### WHAT YOU HAVE TO DO
Copy the entries that appear below in full, leaving out any picture among them.

Dataset rows for apps and sites:
#####

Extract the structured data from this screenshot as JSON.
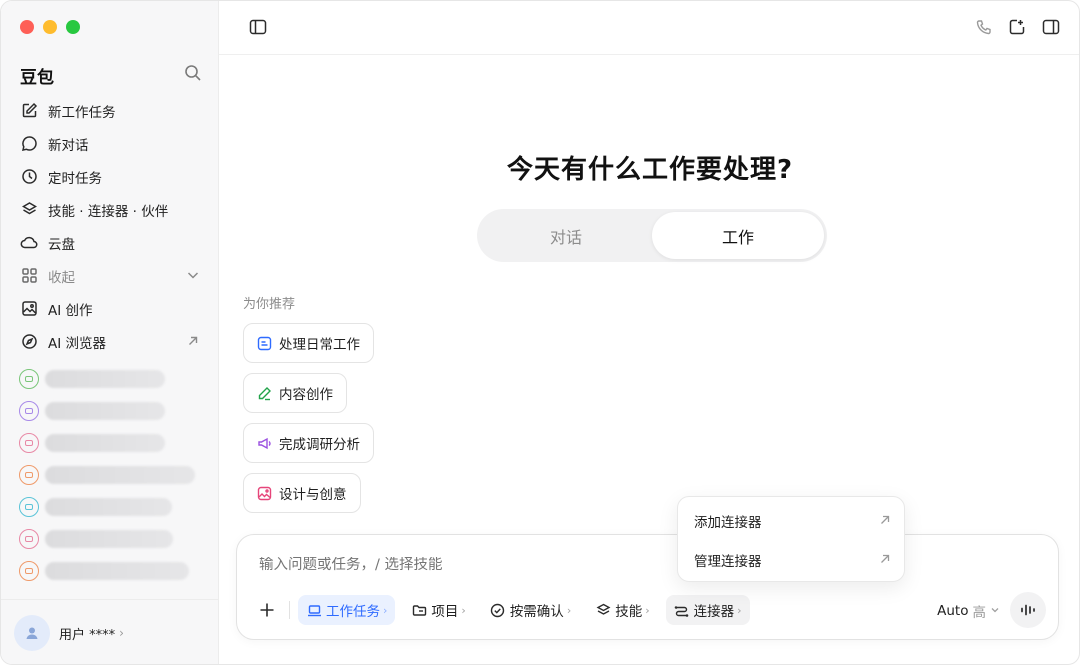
{
  "sidebar": {
    "brand": "豆包",
    "items": [
      {
        "label": "新工作任务",
        "icon": "edit-icon"
      },
      {
        "label": "新对话",
        "icon": "chat-bubble-icon"
      },
      {
        "label": "定时任务",
        "icon": "clock-icon"
      },
      {
        "label": "技能 · 连接器 · 伙伴",
        "icon": "layers-icon"
      },
      {
        "label": "云盘",
        "icon": "cloud-icon"
      },
      {
        "label": "收起",
        "icon": "grid-icon"
      },
      {
        "label": "AI 创作",
        "icon": "image-icon"
      },
      {
        "label": "AI 浏览器",
        "icon": "compass-icon"
      }
    ],
    "history_colors": [
      "#7bc67a",
      "#a88ae8",
      "#e889a6",
      "#ef9a6a",
      "#5bc4d8",
      "#e889a6",
      "#ef9a6a"
    ],
    "user": {
      "name": "用户 ****"
    }
  },
  "main": {
    "headline": "今天有什么工作要处理?",
    "modes": [
      "对话",
      "工作"
    ],
    "active_mode": "工作",
    "rec_label": "为你推荐",
    "recommendations": [
      {
        "label": "处理日常工作",
        "icon": "calendar-list-icon",
        "color": "#2f6bff"
      },
      {
        "label": "内容创作",
        "icon": "pen-icon",
        "color": "#22a34a"
      },
      {
        "label": "完成调研分析",
        "icon": "megaphone-icon",
        "color": "#9b51e0"
      },
      {
        "label": "设计与创意",
        "icon": "picture-icon",
        "color": "#e6457a"
      }
    ]
  },
  "composer": {
    "placeholder": "输入问题或任务，/ 选择技能",
    "tools": [
      {
        "label": "工作任务",
        "icon": "laptop-icon"
      },
      {
        "label": "项目",
        "icon": "folder-icon"
      },
      {
        "label": "按需确认",
        "icon": "check-circle-icon"
      },
      {
        "label": "技能",
        "icon": "layers-icon"
      },
      {
        "label": "连接器",
        "icon": "connector-icon"
      }
    ],
    "model": "Auto",
    "model_level": "高"
  },
  "dropdown": {
    "items": [
      "添加连接器",
      "管理连接器"
    ]
  },
  "colors": {
    "accent": "#2f6bff"
  }
}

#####

### SOLUTION TO THIS TASK
Extract the structured data from this screenshot as JSON.
{
  "sidebar": {
    "brand": "豆包",
    "items": [
      {
        "label": "新工作任务",
        "icon": "edit-icon"
      },
      {
        "label": "新对话",
        "icon": "chat-bubble-icon"
      },
      {
        "label": "定时任务",
        "icon": "clock-icon"
      },
      {
        "label": "技能 · 连接器 · 伙伴",
        "icon": "layers-icon"
      },
      {
        "label": "云盘",
        "icon": "cloud-icon"
      },
      {
        "label": "收起",
        "icon": "grid-icon"
      },
      {
        "label": "AI 创作",
        "icon": "image-icon"
      },
      {
        "label": "AI 浏览器",
        "icon": "compass-icon"
      }
    ],
    "history_colors": [
      "#7bc67a",
      "#a88ae8",
      "#e889a6",
      "#ef9a6a",
      "#5bc4d8",
      "#e889a6",
      "#ef9a6a"
    ],
    "user": {
      "name": "用户 ****"
    }
  },
  "main": {
    "headline": "今天有什么工作要处理?",
    "modes": [
      "对话",
      "工作"
    ],
    "active_mode": "工作",
    "rec_label": "为你推荐",
    "recommendations": [
      {
        "label": "处理日常工作",
        "icon": "calendar-list-icon",
        "color": "#2f6bff"
      },
      {
        "label": "内容创作",
        "icon": "pen-icon",
        "color": "#22a34a"
      },
      {
        "label": "完成调研分析",
        "icon": "megaphone-icon",
        "color": "#9b51e0"
      },
      {
        "label": "设计与创意",
        "icon": "picture-icon",
        "color": "#e6457a"
      }
    ]
  },
  "composer": {
    "placeholder": "输入问题或任务，/ 选择技能",
    "tools": [
      {
        "label": "工作任务",
        "icon": "laptop-icon"
      },
      {
        "label": "项目",
        "icon": "folder-icon"
      },
      {
        "label": "按需确认",
        "icon": "check-circle-icon"
      },
      {
        "label": "技能",
        "icon": "layers-icon"
      },
      {
        "label": "连接器",
        "icon": "connector-icon"
      }
    ],
    "model": "Auto",
    "model_level": "高"
  },
  "dropdown": {
    "items": [
      "添加连接器",
      "管理连接器"
    ]
  },
  "colors": {
    "accent": "#2f6bff"
  }
}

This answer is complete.